In your copy of the data, include no pictures and alter nothing else.

- **Data to process**:
▬▬▬▬▬▬▬▬▬▬

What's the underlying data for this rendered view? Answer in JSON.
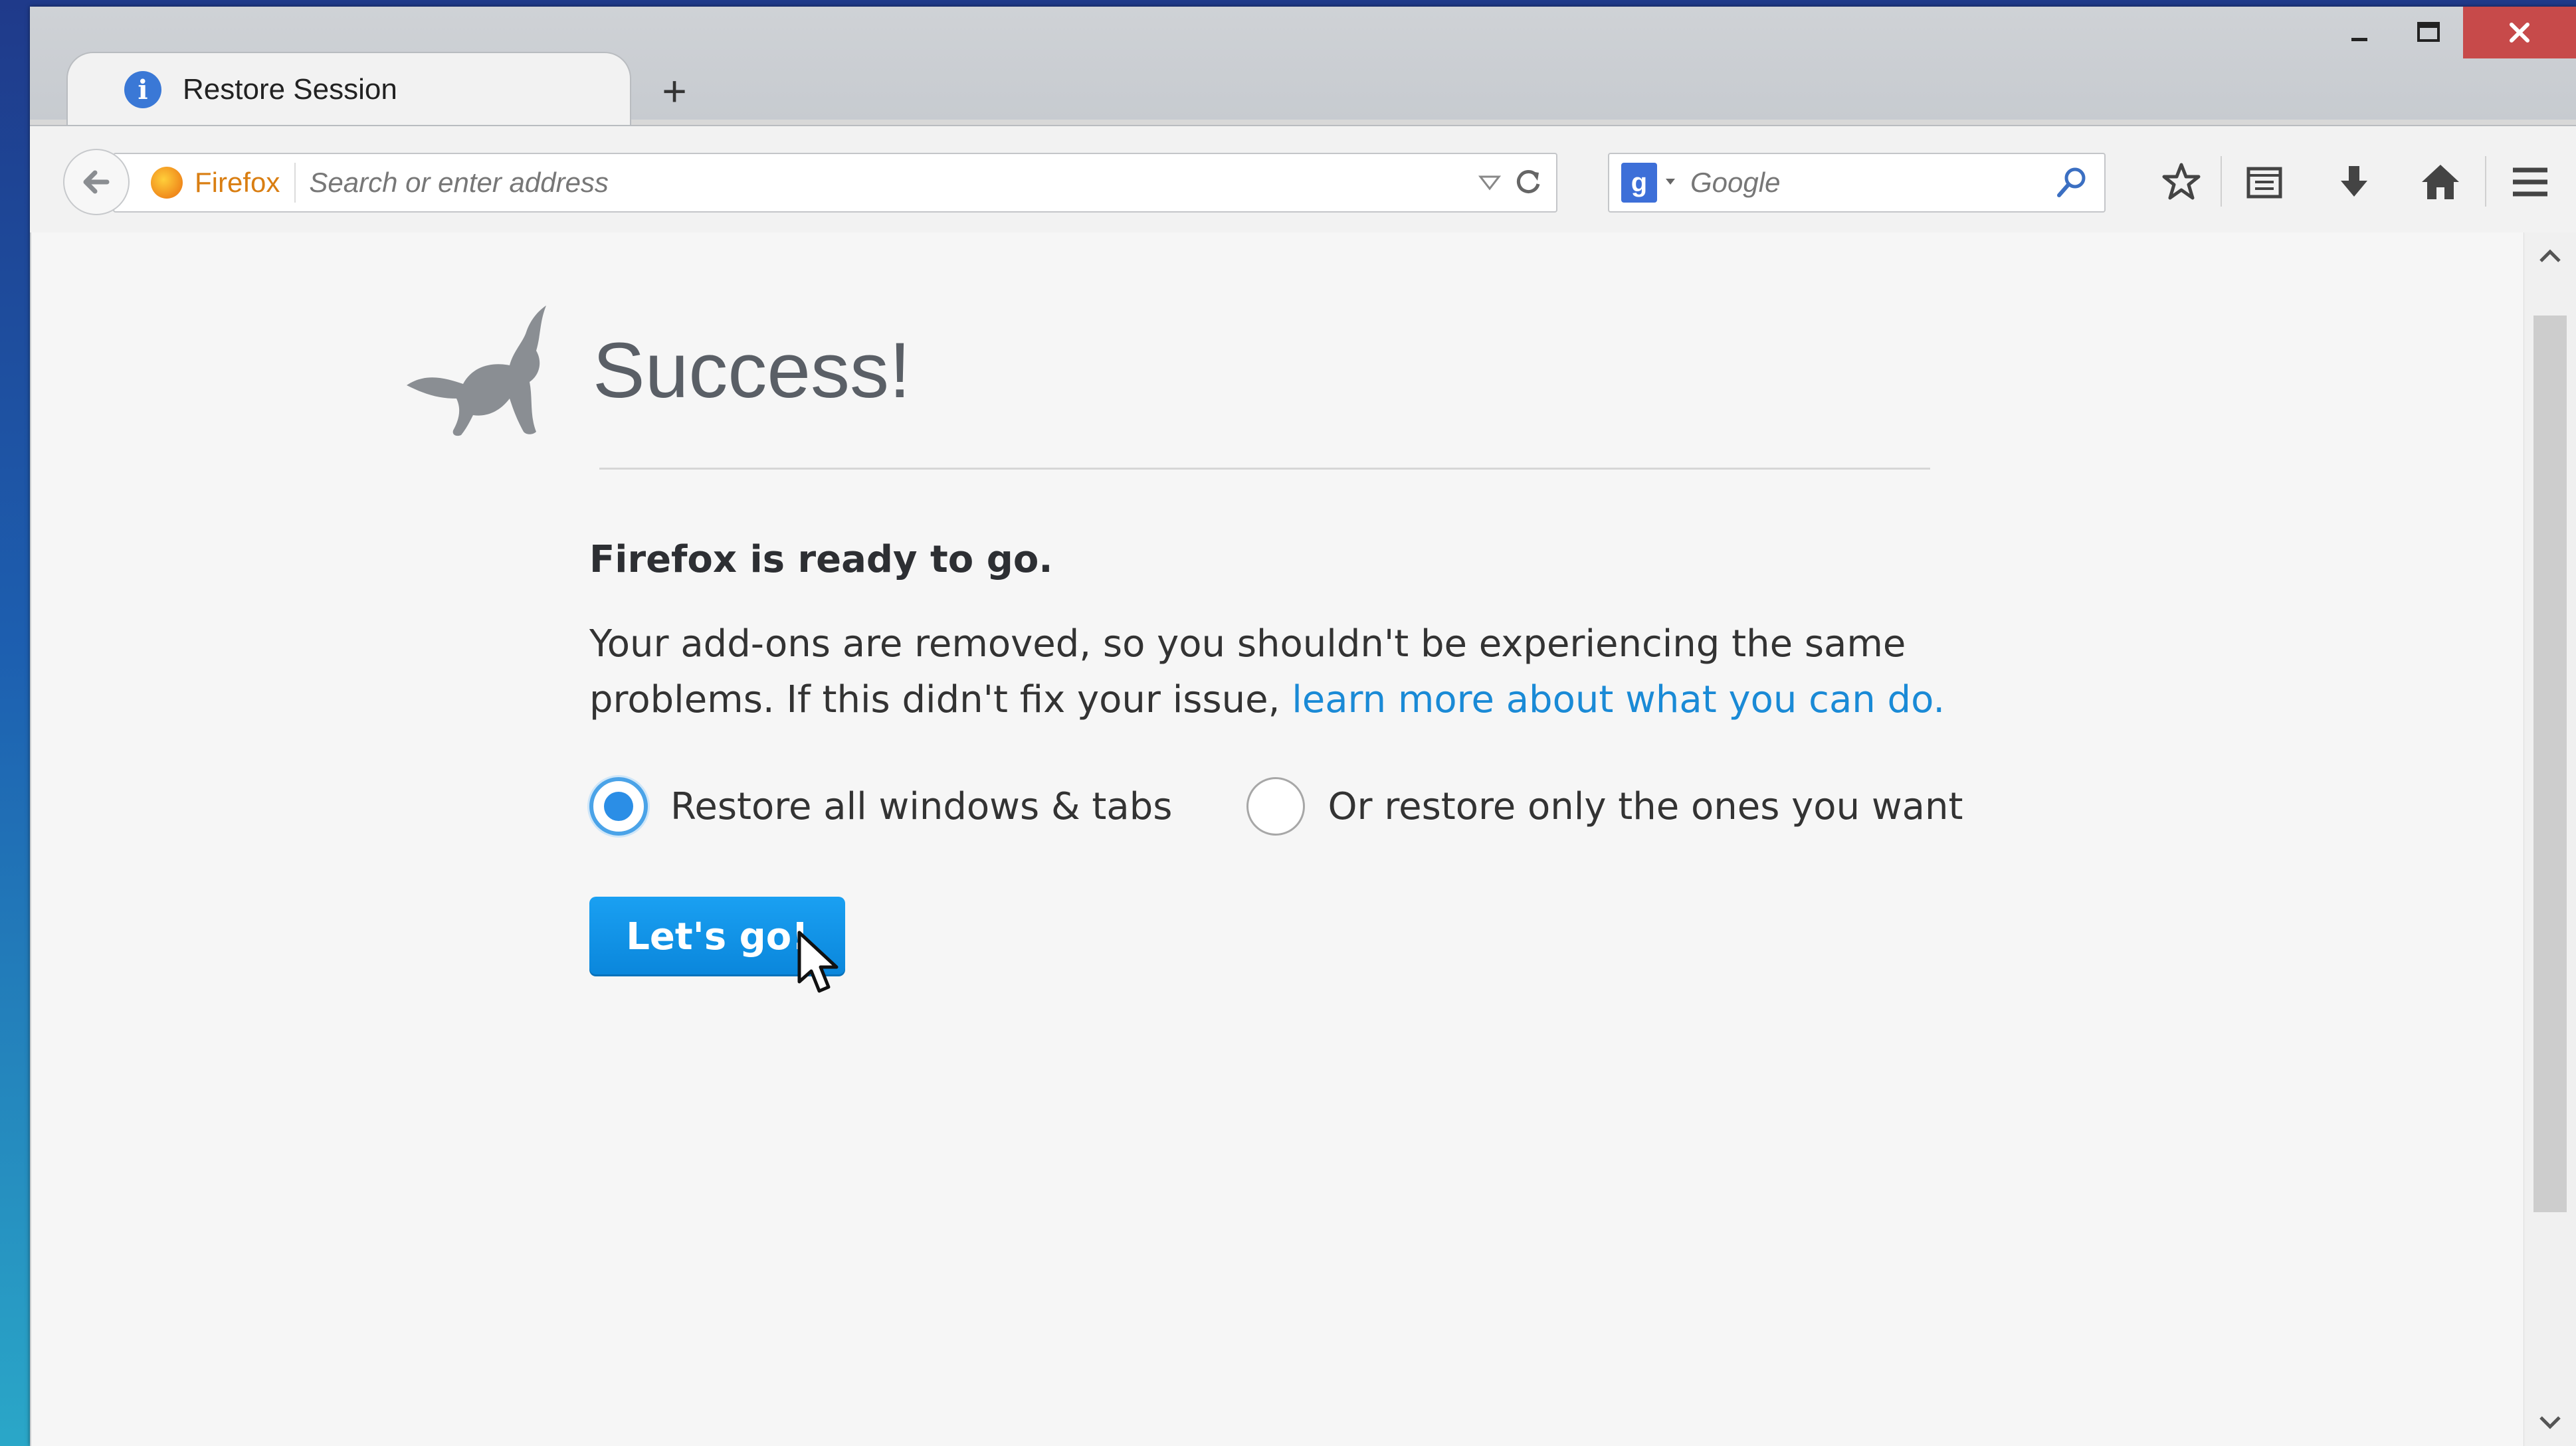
{
  "tab": {
    "title": "Restore Session",
    "icon": "info-icon",
    "icon_glyph": "i",
    "new_tab_glyph": "+"
  },
  "window_controls": {
    "minimize": "minimize-icon",
    "maximize": "maximize-icon",
    "close": "close-icon"
  },
  "navbar": {
    "identity_label": "Firefox",
    "url_placeholder": "Search or enter address",
    "search_engine_glyph": "g",
    "search_placeholder": "Google"
  },
  "content": {
    "heading": "Success!",
    "lead": "Firefox is ready to go.",
    "body_prefix": "Your add-ons are removed, so you shouldn't be experiencing the same problems. If this didn't fix your issue, ",
    "body_link": "learn more about what you can do.",
    "options": [
      {
        "label": "Restore all windows & tabs",
        "checked": true
      },
      {
        "label": "Or restore only the ones you want",
        "checked": false
      }
    ],
    "button_label": "Let's go!"
  },
  "colors": {
    "accent": "#0a86db",
    "link": "#1a8ad6",
    "close_button": "#c74a4a",
    "identity": "#d97e12"
  }
}
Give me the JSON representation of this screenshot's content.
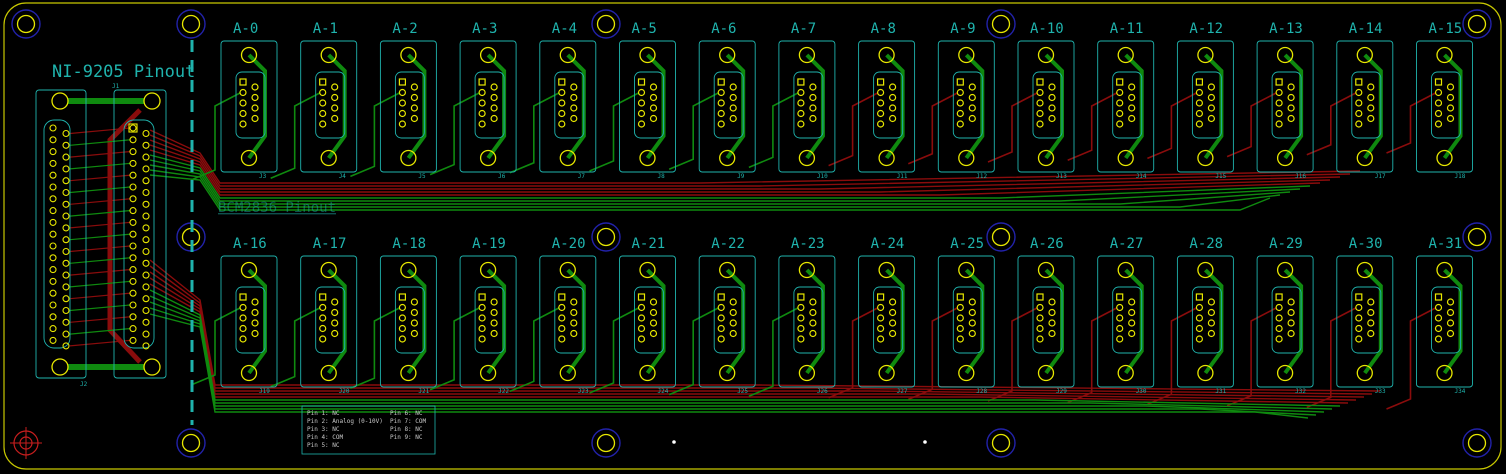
{
  "board": {
    "title": "NI-9205 Pinout",
    "silk_text": "BCM2836 Pinout",
    "main_connector_labels": [
      "J1",
      "J2"
    ],
    "colors": {
      "background": "#000000",
      "outline": "#c8c800",
      "silk": "#1fb3ad",
      "pad": "#e8e800",
      "top_copper": "#0f8a0f",
      "bottom_copper": "#8a0c0c",
      "mount_hole": "#2222aa"
    }
  },
  "connectors_top": [
    "A-0",
    "A-1",
    "A-2",
    "A-3",
    "A-4",
    "A-5",
    "A-6",
    "A-7",
    "A-8",
    "A-9",
    "A-10",
    "A-11",
    "A-12",
    "A-13",
    "A-14",
    "A-15"
  ],
  "connectors_bottom": [
    "A-16",
    "A-17",
    "A-18",
    "A-19",
    "A-20",
    "A-21",
    "A-22",
    "A-23",
    "A-24",
    "A-25",
    "A-26",
    "A-27",
    "A-28",
    "A-29",
    "A-30",
    "A-31"
  ],
  "ref_top": [
    "J3",
    "J4",
    "J5",
    "J6",
    "J7",
    "J8",
    "J9",
    "J10",
    "J11",
    "J12",
    "J13",
    "J14",
    "J15",
    "J16",
    "J17",
    "J18"
  ],
  "ref_bottom": [
    "J19",
    "J20",
    "J21",
    "J22",
    "J23",
    "J24",
    "J25",
    "J26",
    "J27",
    "J28",
    "J29",
    "J30",
    "J31",
    "J32",
    "J33",
    "J34"
  ],
  "pin_legend": {
    "left": [
      "Pin 1: NC",
      "Pin 2: Analog (0-10V)",
      "Pin 3: NC",
      "Pin 4: COM",
      "Pin 5: NC"
    ],
    "right": [
      "Pin 6: NC",
      "Pin 7: COM",
      "Pin 8: NC",
      "Pin 9: NC"
    ]
  }
}
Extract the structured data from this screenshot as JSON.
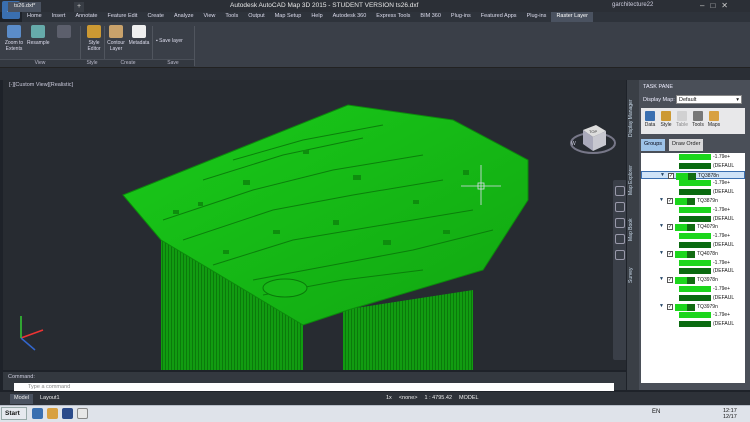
{
  "title": "Autodesk AutoCAD Map 3D 2015 - STUDENT VERSION   ts26.dxf",
  "user": "garchitecture22",
  "app_button": "A",
  "menu": [
    "Home",
    "Insert",
    "Annotate",
    "Feature Edit",
    "Create",
    "Analyze",
    "View",
    "Tools",
    "Output",
    "Map Setup",
    "Help",
    "Autodesk 360",
    "Express Tools",
    "BIM 360",
    "Plug-ins",
    "Featured Apps",
    "Plug-ins",
    "Raster Layer"
  ],
  "ribbon": {
    "zoom_to_extents": "Zoom to Extents",
    "resample": "Resample",
    "style_editor": "Style Editor",
    "contour_layer": "Contour Layer",
    "metadata": "Metadata",
    "save_layer": "Save layer",
    "groups": {
      "view": "View",
      "style": "Style",
      "create": "Create",
      "save": "Save"
    }
  },
  "doc_tab": "ts26.dxf*",
  "viewport_label": "[-][Custom View][Realistic]",
  "viewcube": {
    "top": "TOP",
    "compass": "W"
  },
  "task_pane": {
    "title": "TASK PANE",
    "display_map_label": "Display Map:",
    "display_map_value": "Default",
    "side_tabs": [
      "Display Manager",
      "Map Explorer",
      "Map Book",
      "Survey"
    ],
    "tools": [
      "Data",
      "Style",
      "Table",
      "Tools",
      "Maps"
    ],
    "tabs": [
      "Groups",
      "Draw Order"
    ]
  },
  "layers": [
    {
      "kind": "sw",
      "text": "-1.79e+"
    },
    {
      "kind": "dark",
      "text": "(DEFAUL"
    },
    {
      "kind": "head",
      "text": "TQ3878n",
      "sel": true
    },
    {
      "kind": "sw",
      "text": "-1.79e+"
    },
    {
      "kind": "dark",
      "text": "(DEFAUL"
    },
    {
      "kind": "head",
      "text": "TQ3879n"
    },
    {
      "kind": "sw",
      "text": "-1.79e+"
    },
    {
      "kind": "dark",
      "text": "(DEFAUL"
    },
    {
      "kind": "head",
      "text": "TQ4079n"
    },
    {
      "kind": "sw",
      "text": "-1.79e+"
    },
    {
      "kind": "dark",
      "text": "(DEFAUL"
    },
    {
      "kind": "head",
      "text": "TQ4078n"
    },
    {
      "kind": "sw",
      "text": "-1.79e+"
    },
    {
      "kind": "dark",
      "text": "(DEFAUL"
    },
    {
      "kind": "head",
      "text": "TQ3978n"
    },
    {
      "kind": "sw",
      "text": "-1.79e+"
    },
    {
      "kind": "dark",
      "text": "(DEFAUL"
    },
    {
      "kind": "head",
      "text": "TQ3979n"
    },
    {
      "kind": "sw",
      "text": "-1.79e+"
    },
    {
      "kind": "dark",
      "text": "(DEFAUL"
    }
  ],
  "command": {
    "label": "Command:",
    "placeholder": "Type a command"
  },
  "status": {
    "model_tab": "Model",
    "layout_tab": "Layout1",
    "annoscale": "1x",
    "workspace": "<none>",
    "scale": "1 : 4795.42",
    "model": "MODEL"
  },
  "taskbar": {
    "start": "Start",
    "lang": "EN",
    "time": "12:17",
    "date": "12/17"
  }
}
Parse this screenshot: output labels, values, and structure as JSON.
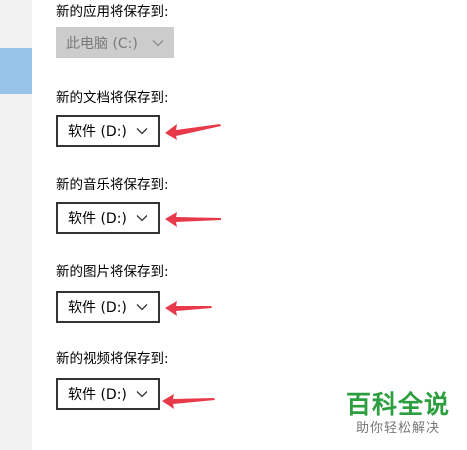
{
  "settings": {
    "apps": {
      "label": "新的应用将保存到:",
      "value": "此电脑 (C:)",
      "disabled": true
    },
    "documents": {
      "label": "新的文档将保存到:",
      "value": "软件 (D:)"
    },
    "music": {
      "label": "新的音乐将保存到:",
      "value": "软件 (D:)"
    },
    "pictures": {
      "label": "新的图片将保存到:",
      "value": "软件 (D:)"
    },
    "videos": {
      "label": "新的视频将保存到:",
      "value": "软件 (D:)"
    }
  },
  "watermark": {
    "title": "百科全说",
    "subtitle": "助你轻松解决"
  },
  "colors": {
    "annotation_arrow": "#e8394a",
    "sidebar_selected": "#99c4ea",
    "disabled_select_bg": "#cccccc",
    "watermark_green": "#2c9e3f"
  },
  "icons": {
    "dropdown": "chevron-down-icon",
    "annotation": "red-arrow-icon"
  }
}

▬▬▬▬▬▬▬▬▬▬

- **Reply to the exercise**:
What's the underlying data for this rendered view? Answer in JSON.
{
  "tab": {
    "title": "Restore Session",
    "icon": "info-icon",
    "icon_glyph": "i",
    "new_tab_glyph": "+"
  },
  "window_controls": {
    "minimize": "minimize-icon",
    "maximize": "maximize-icon",
    "close": "close-icon"
  },
  "navbar": {
    "identity_label": "Firefox",
    "url_placeholder": "Search or enter address",
    "search_engine_glyph": "g",
    "search_placeholder": "Google"
  },
  "content": {
    "heading": "Success!",
    "lead": "Firefox is ready to go.",
    "body_prefix": "Your add-ons are removed, so you shouldn't be experiencing the same problems. If this didn't fix your issue, ",
    "body_link": "learn more about what you can do.",
    "options": [
      {
        "label": "Restore all windows & tabs",
        "checked": true
      },
      {
        "label": "Or restore only the ones you want",
        "checked": false
      }
    ],
    "button_label": "Let's go!"
  },
  "colors": {
    "accent": "#0a86db",
    "link": "#1a8ad6",
    "close_button": "#c74a4a",
    "identity": "#d97e12"
  }
}
Give me the JSON representation of this screenshot's content.
{
  "board": {
    "title": "NI-9205 Pinout",
    "silk_text": "BCM2836 Pinout",
    "main_connector_labels": [
      "J1",
      "J2"
    ],
    "colors": {
      "background": "#000000",
      "outline": "#c8c800",
      "silk": "#1fb3ad",
      "pad": "#e8e800",
      "top_copper": "#0f8a0f",
      "bottom_copper": "#8a0c0c",
      "mount_hole": "#2222aa"
    }
  },
  "connectors_top": [
    "A-0",
    "A-1",
    "A-2",
    "A-3",
    "A-4",
    "A-5",
    "A-6",
    "A-7",
    "A-8",
    "A-9",
    "A-10",
    "A-11",
    "A-12",
    "A-13",
    "A-14",
    "A-15"
  ],
  "connectors_bottom": [
    "A-16",
    "A-17",
    "A-18",
    "A-19",
    "A-20",
    "A-21",
    "A-22",
    "A-23",
    "A-24",
    "A-25",
    "A-26",
    "A-27",
    "A-28",
    "A-29",
    "A-30",
    "A-31"
  ],
  "ref_top": [
    "J3",
    "J4",
    "J5",
    "J6",
    "J7",
    "J8",
    "J9",
    "J10",
    "J11",
    "J12",
    "J13",
    "J14",
    "J15",
    "J16",
    "J17",
    "J18"
  ],
  "ref_bottom": [
    "J19",
    "J20",
    "J21",
    "J22",
    "J23",
    "J24",
    "J25",
    "J26",
    "J27",
    "J28",
    "J29",
    "J30",
    "J31",
    "J32",
    "J33",
    "J34"
  ],
  "pin_legend": {
    "left": [
      "Pin 1: NC",
      "Pin 2: Analog (0-10V)",
      "Pin 3: NC",
      "Pin 4: COM",
      "Pin 5: NC"
    ],
    "right": [
      "Pin 6: NC",
      "Pin 7: COM",
      "Pin 8: NC",
      "Pin 9: NC"
    ]
  }
}
Extract the structured data from this screenshot as JSON.
{
  "title": "Autodesk AutoCAD Map 3D 2015 - STUDENT VERSION   ts26.dxf",
  "user": "garchitecture22",
  "app_button": "A",
  "menu": [
    "Home",
    "Insert",
    "Annotate",
    "Feature Edit",
    "Create",
    "Analyze",
    "View",
    "Tools",
    "Output",
    "Map Setup",
    "Help",
    "Autodesk 360",
    "Express Tools",
    "BIM 360",
    "Plug-ins",
    "Featured Apps",
    "Plug-ins",
    "Raster Layer"
  ],
  "ribbon": {
    "zoom_to_extents": "Zoom to Extents",
    "resample": "Resample",
    "style_editor": "Style Editor",
    "contour_layer": "Contour Layer",
    "metadata": "Metadata",
    "save_layer": "Save layer",
    "groups": {
      "view": "View",
      "style": "Style",
      "create": "Create",
      "save": "Save"
    }
  },
  "doc_tab": "ts26.dxf*",
  "viewport_label": "[-][Custom View][Realistic]",
  "viewcube": {
    "top": "TOP",
    "compass": "W"
  },
  "task_pane": {
    "title": "TASK PANE",
    "display_map_label": "Display Map:",
    "display_map_value": "Default",
    "side_tabs": [
      "Display Manager",
      "Map Explorer",
      "Map Book",
      "Survey"
    ],
    "tools": [
      "Data",
      "Style",
      "Table",
      "Tools",
      "Maps"
    ],
    "tabs": [
      "Groups",
      "Draw Order"
    ]
  },
  "layers": [
    {
      "kind": "sw",
      "text": "-1.79e+"
    },
    {
      "kind": "dark",
      "text": "(DEFAUL"
    },
    {
      "kind": "head",
      "text": "TQ3878n",
      "sel": true
    },
    {
      "kind": "sw",
      "text": "-1.79e+"
    },
    {
      "kind": "dark",
      "text": "(DEFAUL"
    },
    {
      "kind": "head",
      "text": "TQ3879n"
    },
    {
      "kind": "sw",
      "text": "-1.79e+"
    },
    {
      "kind": "dark",
      "text": "(DEFAUL"
    },
    {
      "kind": "head",
      "text": "TQ4079n"
    },
    {
      "kind": "sw",
      "text": "-1.79e+"
    },
    {
      "kind": "dark",
      "text": "(DEFAUL"
    },
    {
      "kind": "head",
      "text": "TQ4078n"
    },
    {
      "kind": "sw",
      "text": "-1.79e+"
    },
    {
      "kind": "dark",
      "text": "(DEFAUL"
    },
    {
      "kind": "head",
      "text": "TQ3978n"
    },
    {
      "kind": "sw",
      "text": "-1.79e+"
    },
    {
      "kind": "dark",
      "text": "(DEFAUL"
    },
    {
      "kind": "head",
      "text": "TQ3979n"
    },
    {
      "kind": "sw",
      "text": "-1.79e+"
    },
    {
      "kind": "dark",
      "text": "(DEFAUL"
    }
  ],
  "command": {
    "label": "Command:",
    "placeholder": "Type a command"
  },
  "status": {
    "model_tab": "Model",
    "layout_tab": "Layout1",
    "annoscale": "1x",
    "workspace": "<none>",
    "scale": "1 : 4795.42",
    "model": "MODEL"
  },
  "taskbar": {
    "start": "Start",
    "lang": "EN",
    "time": "12:17",
    "date": "12/17"
  }
}
Parse this screenshot: output labels, values, and structure as JSON.
{
  "settings": {
    "apps": {
      "label": "新的应用将保存到:",
      "value": "此电脑 (C:)",
      "disabled": true
    },
    "documents": {
      "label": "新的文档将保存到:",
      "value": "软件 (D:)"
    },
    "music": {
      "label": "新的音乐将保存到:",
      "value": "软件 (D:)"
    },
    "pictures": {
      "label": "新的图片将保存到:",
      "value": "软件 (D:)"
    },
    "videos": {
      "label": "新的视频将保存到:",
      "value": "软件 (D:)"
    }
  },
  "watermark": {
    "title": "百科全说",
    "subtitle": "助你轻松解决"
  },
  "colors": {
    "annotation_arrow": "#e8394a",
    "sidebar_selected": "#99c4ea",
    "disabled_select_bg": "#cccccc",
    "watermark_green": "#2c9e3f"
  },
  "icons": {
    "dropdown": "chevron-down-icon",
    "annotation": "red-arrow-icon"
  }
}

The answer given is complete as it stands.